The 1928 brick Georgian mansion, owned by gallerist and art historian Warren Adelson and his wife Jan, spans more than 13,000 square feet on 16 acres.

The Adelsons first listed the 842 Sleepy Hollow Road property in February with a price tag of $10.9 million, with Sotheby’s International Realty, according to current broker David Turner of Westchester-based Houlihan Lawrence. Turner was tapped to represent the property about three weeks ago, he said, and which point the asking price was lowered to $9.8 million.

“Frankly I think it’s priced perfectly right now,” said Turner. “I think we’re going to have a sale on it soon.”

The Adelsons purchased Rabbit Hill, which dates to 1928, in 1998 for $7.5 million, according to published reports.
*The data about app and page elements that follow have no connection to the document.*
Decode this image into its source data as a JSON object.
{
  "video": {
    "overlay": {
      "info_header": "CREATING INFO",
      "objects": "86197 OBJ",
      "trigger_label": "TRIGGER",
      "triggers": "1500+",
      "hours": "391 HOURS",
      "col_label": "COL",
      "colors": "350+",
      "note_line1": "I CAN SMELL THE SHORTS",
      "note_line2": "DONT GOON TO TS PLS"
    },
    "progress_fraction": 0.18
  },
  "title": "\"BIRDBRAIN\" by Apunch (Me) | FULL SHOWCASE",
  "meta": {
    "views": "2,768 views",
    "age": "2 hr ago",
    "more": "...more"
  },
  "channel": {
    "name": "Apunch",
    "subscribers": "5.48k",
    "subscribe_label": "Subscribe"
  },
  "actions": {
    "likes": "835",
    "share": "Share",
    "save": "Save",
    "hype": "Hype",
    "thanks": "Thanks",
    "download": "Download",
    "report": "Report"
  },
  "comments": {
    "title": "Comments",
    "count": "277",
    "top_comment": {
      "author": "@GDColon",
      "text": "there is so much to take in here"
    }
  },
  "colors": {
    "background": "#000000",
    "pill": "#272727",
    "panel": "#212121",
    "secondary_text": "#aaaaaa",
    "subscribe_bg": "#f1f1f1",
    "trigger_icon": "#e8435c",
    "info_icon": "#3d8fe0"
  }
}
The mansion was designed by architect Mott Schmidt, known for crafting early twentieth century homes for the Astors, Morgans and Rockefellers. Schmidt also served as head architect on Gracie Mansion’s new wing, which was added at the behest of Mayor Robert Wagner’s wife Susan in 1965.

The Adelsons made a variety of renovations to the stately home, including redesigning a wing of family bedrooms to create one large master bedroom with a walk-in dressing room and his-and-her baths, according to Turner. The estate also boasts an elevated terrace overlooking a meadow behind the house.

The Rabbit Hill sale is the latest of the Adelsons’ efforts to downsize and simplify, Turner said. Warren Adelson closed his Upper East Side gallery and sold his Manhattan pied-à-terre last year. The 19 East 82nd Street gallery sold for $27.75 million after first listing for $34.8 million, as The Real Deal reported.

“They have loved and adored [Rabbit Hill], but it’s a big property, not a simple one to manage,” Turner said.